PRESERVER is an Auxiliary Oiler Replenishment vessel or AOR. Such ships are designed to carry large amounts of fuel, provisions, and dry stores for the support of naval operations far away from port. Replenishment oilers are also equipped with more extensive medical and dental facilities than destroyers and frigates can provide. Such combination of capabilities provides Canada with the ability to deploy naval forces for extensive periods, off our coasts or overseas, for the defense of Canada at home and in support of foreign policy abroad.
Following her commissioning in 1970, PRESERVER spent the next 20 years supporting Canadian ships and those of our NATO allies conducting operations in the Atlantic. Such operations were primarily focused on Anti-Submarine Warfare (ASW), seeking to deter Soviet forces and contributing to the larger strategy of containment until the Warsaw Pact eventually collapsed and the Soviet Union disintegrated in 1991.

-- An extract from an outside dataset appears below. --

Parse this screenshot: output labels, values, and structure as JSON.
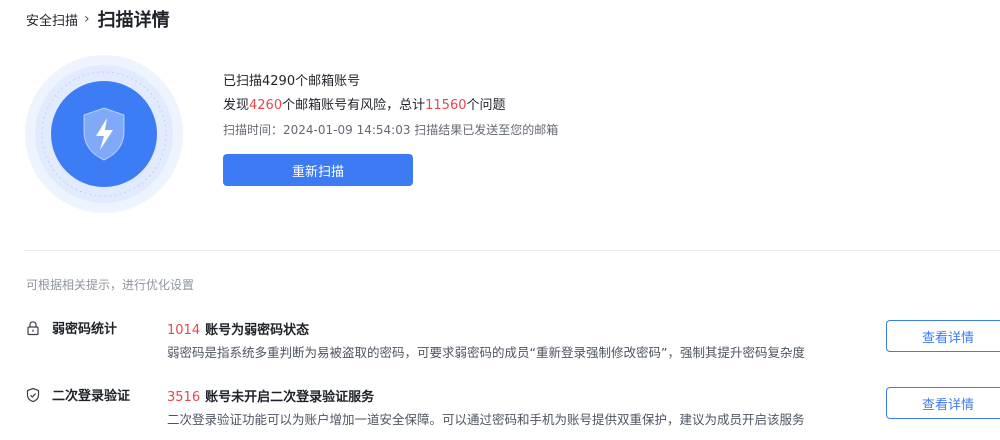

Hopes for a New World Order rapidly gave way to a New World "Disorder" in the late 1980s and early 1990s. The Canadian Navy was called upon to change focus from the North Atlantic, sending ships and task groups to fight instability and re-establish security around the world. PRESERVER was at the heart of this increased tempo of operations, responding to crisis after crisis:
These deployments do not include the myriad of exercises conduct at home and abroad, with other government departments in Canada and military allies overseas, which constitute the bulk of the Force Generation effort required to keep our ships and sailors ready to fight and provide humanitarian assistance at such short notice. PRESERVER sailors have made individual contribution to numerous missions through years, serving on land alongside Army and Air Force personnel, on domestic operations in Canada and overseas.
PRESERVER has completed a year-long, $44.7 million refit March 2011, and is now working up to a high operational tempo. PRESERVER is once again the “Heart of the Fleet,” and stands ready to protect Canada at home and abroad.